    The case for a 'tranquility map' of England
    'Timeless fashion': It may be a paradox, but the industry loves it

    'Timeless fashion'

    It may be a paradox, but the industry loves it
    If the West needs a bridge to the 'moderates' inside Isis, maybe we could have done with Osama bin Laden staying alive after all

    Could have done with Osama bin Laden staying alive?

    Robert Fisk on the Fountainheads of World Evil in 2011 - and 2015
    New exhibition celebrates the evolution of swimwear

    Evolution of swimwear

    From bathing dresses in the twenties to modern bikinis
    Sun, sex and an anthropological study: One British academic's summer of hell in Magaluf

    Sun, sex and an anthropological study

    One academic’s summer of hell in Magaluf
    From Shakespeare to Rising Damp... to Vicious

    Frances de la Tour's 50-year triumph

    'Rising Damp' brought De la Tour such recognition that she could be forgiven if she'd never been able to move on. But at 70, she continues to flourish - and to beguile
    'That Whitsun, I was late getting away...'

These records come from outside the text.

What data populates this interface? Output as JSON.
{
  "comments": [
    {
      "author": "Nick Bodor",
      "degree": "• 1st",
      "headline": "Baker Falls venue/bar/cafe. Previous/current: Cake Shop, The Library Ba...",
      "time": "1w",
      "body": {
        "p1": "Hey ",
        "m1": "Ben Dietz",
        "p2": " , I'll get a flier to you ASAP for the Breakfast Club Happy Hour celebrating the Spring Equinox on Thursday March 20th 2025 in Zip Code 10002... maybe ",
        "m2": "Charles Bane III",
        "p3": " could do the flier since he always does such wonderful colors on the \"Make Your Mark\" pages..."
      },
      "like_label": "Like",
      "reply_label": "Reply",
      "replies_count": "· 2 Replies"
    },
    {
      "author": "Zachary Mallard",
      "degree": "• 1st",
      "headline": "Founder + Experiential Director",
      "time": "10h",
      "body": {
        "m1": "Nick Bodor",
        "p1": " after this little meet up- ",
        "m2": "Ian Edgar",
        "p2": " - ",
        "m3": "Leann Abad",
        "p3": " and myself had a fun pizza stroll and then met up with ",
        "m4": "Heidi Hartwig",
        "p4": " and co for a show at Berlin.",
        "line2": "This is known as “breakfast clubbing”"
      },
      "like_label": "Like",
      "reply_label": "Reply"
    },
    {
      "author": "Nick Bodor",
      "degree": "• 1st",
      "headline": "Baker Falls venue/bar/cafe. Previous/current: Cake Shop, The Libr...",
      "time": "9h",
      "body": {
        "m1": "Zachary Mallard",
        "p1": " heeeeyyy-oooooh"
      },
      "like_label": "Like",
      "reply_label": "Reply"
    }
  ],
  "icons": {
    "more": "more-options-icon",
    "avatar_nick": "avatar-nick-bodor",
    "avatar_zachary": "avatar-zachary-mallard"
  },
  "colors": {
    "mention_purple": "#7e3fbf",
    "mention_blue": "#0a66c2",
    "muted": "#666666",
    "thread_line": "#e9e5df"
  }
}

    Ian McMillan on the Whitsun Weddings

    This weekend is Whitsun, and while the festival may no longer resonate, Larkin's best-loved poem, lives on - along with the train journey at the heart of it
    Kathryn Williams explores the works and influences of Sylvia Plath in a new light

    Songs from the bell jar

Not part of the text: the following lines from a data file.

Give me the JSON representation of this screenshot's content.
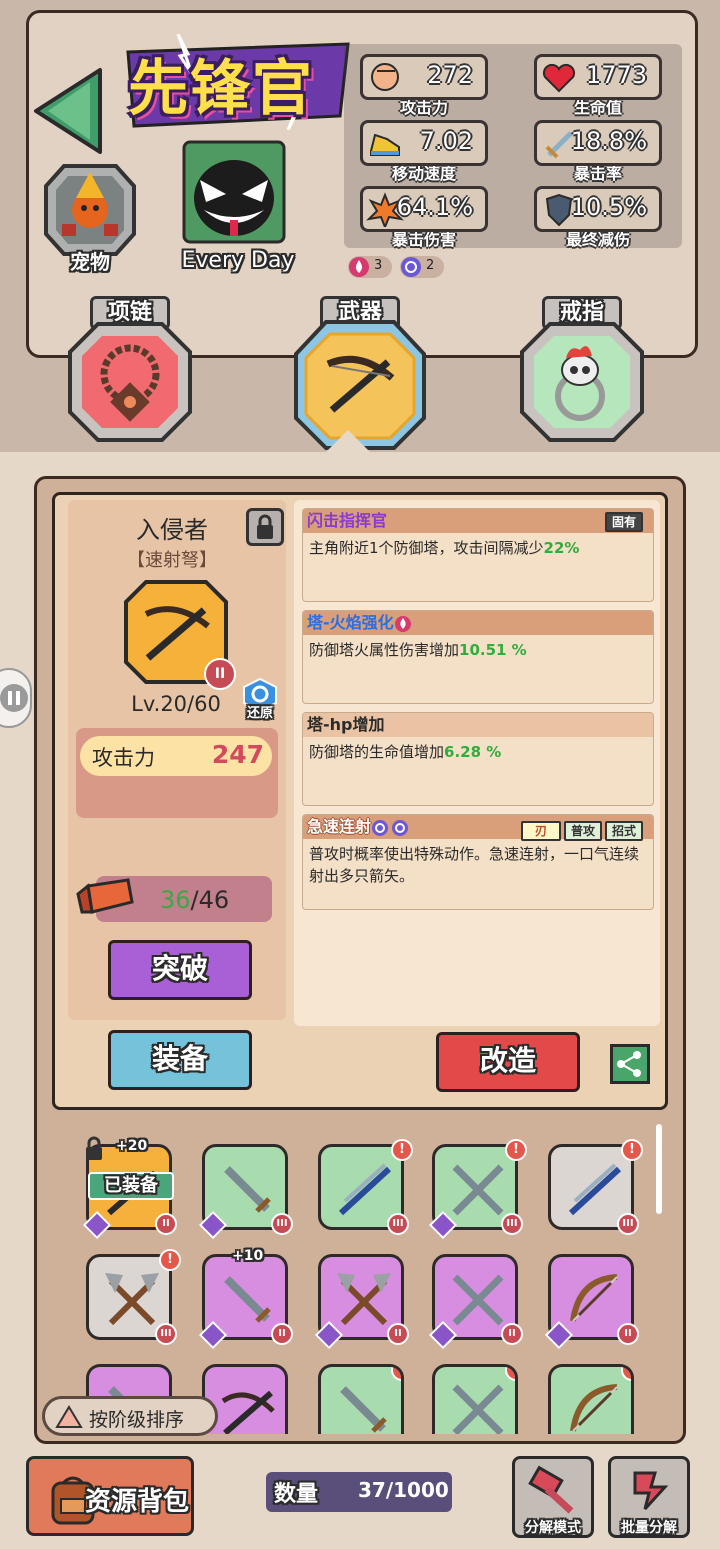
{
  "title": "先锋官",
  "pet": {
    "label": "宠物"
  },
  "hero": {
    "name": "Every Day"
  },
  "stats": [
    {
      "value": "272",
      "label": "攻击力",
      "icon": "fist-icon"
    },
    {
      "value": "1773",
      "label": "生命值",
      "icon": "heart-icon"
    },
    {
      "value": "7.02",
      "label": "移动速度",
      "icon": "shoe-icon"
    },
    {
      "value": "18.8%",
      "label": "暴击率",
      "icon": "sword-icon"
    },
    {
      "value": "64.1%",
      "label": "暴击伤害",
      "icon": "explosion-icon"
    },
    {
      "value": "10.5%",
      "label": "最终减伤",
      "icon": "shield-icon"
    }
  ],
  "badges": [
    {
      "value": "3",
      "icon": "fire-icon"
    },
    {
      "value": "2",
      "icon": "swirl-icon"
    }
  ],
  "equip_tabs": [
    {
      "label": "项链"
    },
    {
      "label": "武器"
    },
    {
      "label": "戒指"
    }
  ],
  "item": {
    "name": "入侵者",
    "type": "【速射弩】",
    "level": "Lv.20/60",
    "restore": "还原",
    "atk_label": "攻击力",
    "atk_value": "247",
    "mat_have": "36",
    "mat_need": "/46",
    "breakthrough": "突破",
    "equip": "装备",
    "reforge": "改造"
  },
  "skills": [
    {
      "title": "闪击指挥官",
      "tags": [
        "固有"
      ],
      "desc": "主角附近1个防御塔，攻击间隔减少",
      "value": "22%"
    },
    {
      "title": "塔-火焰强化",
      "tags": [],
      "desc": "防御塔火属性伤害增加",
      "value": "10.51 %"
    },
    {
      "title": "塔-hp增加",
      "tags": [],
      "desc": "防御塔的生命值增加",
      "value": "6.28 %"
    },
    {
      "title": "急速连射",
      "tags": [
        "刃",
        "普攻",
        "招式"
      ],
      "desc": "普攻时概率使出特殊动作。急速连射，一口气连续射出多只箭矢。",
      "value": ""
    }
  ],
  "inventory": {
    "equipped_label": "已装备",
    "plus_a": "+20",
    "plus_b": "+10",
    "sort_label": "按阶级排序"
  },
  "bottom": {
    "backpack": "资源背包",
    "count_label": "数量",
    "count_value": "37/1000",
    "disassemble": "分解模式",
    "batch": "批量分解"
  },
  "colors": {
    "orange": "#f6b13c",
    "green": "#a8dcae",
    "purple": "#d88ee0",
    "grey": "#dcd6d2",
    "red": "#e5524a",
    "blue": "#7cc7e0"
  }
}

    Kathryn Williams explores the works and influences of Sylvia Plath
    How one man's day in high heels showed him that Cannes must change its 'no flats' policy

    One man's day in high heels

    ...showed him that Cannes must change its 'flats' policy
    Is a quiet crusade to reform executive pay bearing fruit?

    Is a quiet crusade to reform executive pay bearing fruit?

    Dominic Rossi of Fidelity says his pressure on business to control rewards is working. But why aren’t other fund managers helping?
    The King David Hotel gives precious work to Palestinians - unless peace talks are on

    King David Hotel: Palestinians not included

    The King David is special to Jerusalem. Nick Kochan checked in and discovered it has some special arrangements, too
    More people moving from Australia to New Zealand than in the other direction for first time in 24 years

    End of the Aussie brain drain

    More people moving from Australia to New Zealand than in the other direction for first time in 24 years
    Meditation is touted as a cure for mental instability but can it actually be bad for you?

    Can meditation be bad for you?

    Researching a mass murder, Dr Miguel Farias discovered that, far from bringing inner peace, meditation can leave devotees in pieces
    Eurovision 2015: Australians will be cheering on their first-ever entrant this Saturday

    Australia's first-ever Eurovision entrant

    Australia, a nation of kitsch-worshippers, has always loved the Eurovision Song Contest. Maggie Alderson says it'll fit in fine